Daylight in urban environment


The "Wolke 10" daycare centre shows how daylight can be integrated into modern living spaces.


Reading time: 04:00 min.

More light and air in the "Wolke 10" daycare centre

While lighting design in buildings has long been primarily concerned with generating sufficient brightness for the visual task at hand, today it is just as much about the physical effect on people. Are you wondering why daylight is so important in an urban environment? This question is quite easy to answer: daylight not only affects our vision, but also our biorhythm, our health and our performance. The challenge for urban and building planners is therefore to bring enough daylight into modern living spaces. This is because the high and dense development of cities usually allows little natural light into buildings. Daylighting systems with ventilation systems provide more light and more air in buildings, creating a pleasant living atmosphere. A successful example: the "Wolke 10" daycare centre in Nuremberg. But how is more light and air integrated into the "Wolke 10" daycare centre?

View over the roofs of Nuremberg and the outdoor area of the "Wolke 10" daycare centre on the roof of a parking garage | insights by LAMILUX

Daylight and fresh air strengthen body and mind

Light acts on three levels: visual, emotional and biological. On the latter, our bodily functions in particular are regulated. In contrast to artificial light, daylight reproduces the complete natural spectrum of visible solar radiation. This changes during the course of the day and thus controls our day-night rhythm and tells the body when it should be active or regenerate. If our inner clock gets out of rhythm due to night shifts or incorrect lighting, this can have a negative impact not only on our physical but also on our mental health.

Happy children laugh and dance in the kindergarten flooded with daylight | insights by LAMILUX

At least for all those who work during the day, daylight therefore offers the healthier alternative. On the one hand, it promotes work and performance, and on the other, it strengthens the immune system and improves the quality of our sleep. A second component that influences our body and mind is fresh air. An adequate supply of fresh air is essential in buildings where people live or work.


Children in particular can benefit from the energy sources of daylight and fresh air. This is because natural light and fresh air promote children's development. More light and more air make children more attentive and eager to learn and ensure that the little ones feel happier.

Skylights create healthy alternatives

Illuminance illustrates a difference between natural and artificial light: At an office workstation, this should be at least 500 lux to see well enough. Outside, on the other hand, up to 100,000 lux on a sunny summer day and still 3,000 lux on a very dull winter day.

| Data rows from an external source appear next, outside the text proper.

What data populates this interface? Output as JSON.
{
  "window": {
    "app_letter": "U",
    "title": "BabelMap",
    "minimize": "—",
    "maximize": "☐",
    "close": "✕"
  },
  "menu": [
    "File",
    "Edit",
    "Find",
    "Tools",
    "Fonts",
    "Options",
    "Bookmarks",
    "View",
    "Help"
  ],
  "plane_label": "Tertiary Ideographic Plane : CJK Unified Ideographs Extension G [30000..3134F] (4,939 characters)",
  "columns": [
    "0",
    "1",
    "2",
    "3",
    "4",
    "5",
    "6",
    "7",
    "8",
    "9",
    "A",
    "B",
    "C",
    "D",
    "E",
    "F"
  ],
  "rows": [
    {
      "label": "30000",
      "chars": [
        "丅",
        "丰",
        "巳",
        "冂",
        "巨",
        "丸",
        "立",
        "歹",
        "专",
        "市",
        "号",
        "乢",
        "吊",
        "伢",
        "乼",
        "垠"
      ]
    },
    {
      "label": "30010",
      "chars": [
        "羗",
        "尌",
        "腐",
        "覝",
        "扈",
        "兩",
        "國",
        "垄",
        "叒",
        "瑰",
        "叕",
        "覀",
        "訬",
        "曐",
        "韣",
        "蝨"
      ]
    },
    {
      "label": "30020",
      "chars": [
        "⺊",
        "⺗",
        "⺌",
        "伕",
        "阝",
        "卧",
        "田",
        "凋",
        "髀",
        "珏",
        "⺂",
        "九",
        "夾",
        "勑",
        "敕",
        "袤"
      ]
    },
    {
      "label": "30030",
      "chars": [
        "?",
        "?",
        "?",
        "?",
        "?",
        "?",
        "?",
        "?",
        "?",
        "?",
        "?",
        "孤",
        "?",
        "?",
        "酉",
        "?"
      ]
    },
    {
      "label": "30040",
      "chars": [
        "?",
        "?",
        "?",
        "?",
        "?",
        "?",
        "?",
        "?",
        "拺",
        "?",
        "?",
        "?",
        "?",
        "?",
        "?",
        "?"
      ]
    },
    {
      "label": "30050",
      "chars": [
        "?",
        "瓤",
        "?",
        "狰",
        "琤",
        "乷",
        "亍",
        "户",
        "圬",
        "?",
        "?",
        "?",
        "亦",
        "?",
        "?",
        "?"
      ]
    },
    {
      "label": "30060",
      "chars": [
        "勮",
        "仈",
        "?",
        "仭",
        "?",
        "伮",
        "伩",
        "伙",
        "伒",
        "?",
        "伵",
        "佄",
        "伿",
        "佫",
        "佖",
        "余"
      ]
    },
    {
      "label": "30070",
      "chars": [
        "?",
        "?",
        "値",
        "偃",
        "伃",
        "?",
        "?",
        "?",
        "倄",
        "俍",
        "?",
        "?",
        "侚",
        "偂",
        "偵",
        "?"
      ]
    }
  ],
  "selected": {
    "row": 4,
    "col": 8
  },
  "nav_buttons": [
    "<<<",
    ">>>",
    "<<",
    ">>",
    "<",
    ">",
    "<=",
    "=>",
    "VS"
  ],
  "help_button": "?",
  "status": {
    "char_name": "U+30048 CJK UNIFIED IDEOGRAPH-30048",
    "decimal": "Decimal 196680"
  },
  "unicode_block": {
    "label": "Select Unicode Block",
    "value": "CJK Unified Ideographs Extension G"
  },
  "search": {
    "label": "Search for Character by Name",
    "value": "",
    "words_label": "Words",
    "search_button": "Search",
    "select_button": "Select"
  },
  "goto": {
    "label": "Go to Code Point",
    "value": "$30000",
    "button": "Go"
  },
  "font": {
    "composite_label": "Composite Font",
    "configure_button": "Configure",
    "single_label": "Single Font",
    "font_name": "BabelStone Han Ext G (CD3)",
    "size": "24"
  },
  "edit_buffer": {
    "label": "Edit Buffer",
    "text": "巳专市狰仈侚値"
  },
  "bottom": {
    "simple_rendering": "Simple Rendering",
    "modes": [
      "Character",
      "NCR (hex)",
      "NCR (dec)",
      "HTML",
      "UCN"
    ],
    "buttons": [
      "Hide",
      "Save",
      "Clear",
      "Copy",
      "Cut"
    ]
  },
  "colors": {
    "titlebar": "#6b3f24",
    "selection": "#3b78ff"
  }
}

View from a flat roof window into the blue sky | insights by LAMILUX

Daylighting systems can also provide deep rooms with natural light all year round during the day. It is often sufficient to provide around 20 percent of the roof area with flat roof windows, for example. But even with less surface area, skylights provide the natural light needed for biorhythm and health on many days of the year.


In addition, continuous roof lights, glass roofs & co. create a pleasant room atmosphere as natural aerators and ventilators and even ensure safety in halls as smoke and heat vents in the event of fire. They are therefore not only daily energy dispensers, but also save lives in an emergency.

How to get daylight into the building

A lot of daylight shines into the room through a flat roof window located in the roof | insights by LAMILUX

The "Wolke 10" daycare centre in Nuremberg has already won several architectural awards since its inauguration in 2015: for its location on top of a nearly 17-meter-high parking garage built in 1979 in Nuremberg's city centre and for its concept of transforming an unused and unusual location into an ideal space for children.


While the spacious outdoor play area and glazed walls provide plenty of light, the LAMILUX Flat Roof Window FE ensures sufficient daylight in the interior of the daycare centre. It brings in natural light from above and its orange-clad up stand transports the light into the otherwise windowless room like warm rays of sunshine.

Children lie in the light-flooded kindergarten and read a book together | insights by LAMILUX

Daycare centre director Cornelia Dommer is also convinced of the positive effect of natural light for children: "The incidence of light from above is a particular highlight. It brightens up the dark room area, which also replaces ceiling spotlights." The need for artificial light has dropped significantly as a result, which of course also pays off in operating costs.


The expert sums up: "It is good that the current trend in daycare centre construction is toward large amounts of daylight. This brings the natural rhythm of the day into the building. This is also very important, especially for children." To find out how important daylight is for children's development, read the article "How much daylight does a child need?"

More light, more air, more climate protection

With skylights, more light and more air can be easily integrated into buildings in urban areas. This not only has positive effects on people, but also on nature. Energy-efficient skylights also help to protect the climate, as they help to save energy in a targeted manner. The environment has been close to the heart of daylight manufacturer LAMILUX for many generations, which is why it is launching the "More light, more air, more climate protection" climate offensive in 2021.

View out of the glass roof of a building into the blue sky | insights by LAMILUX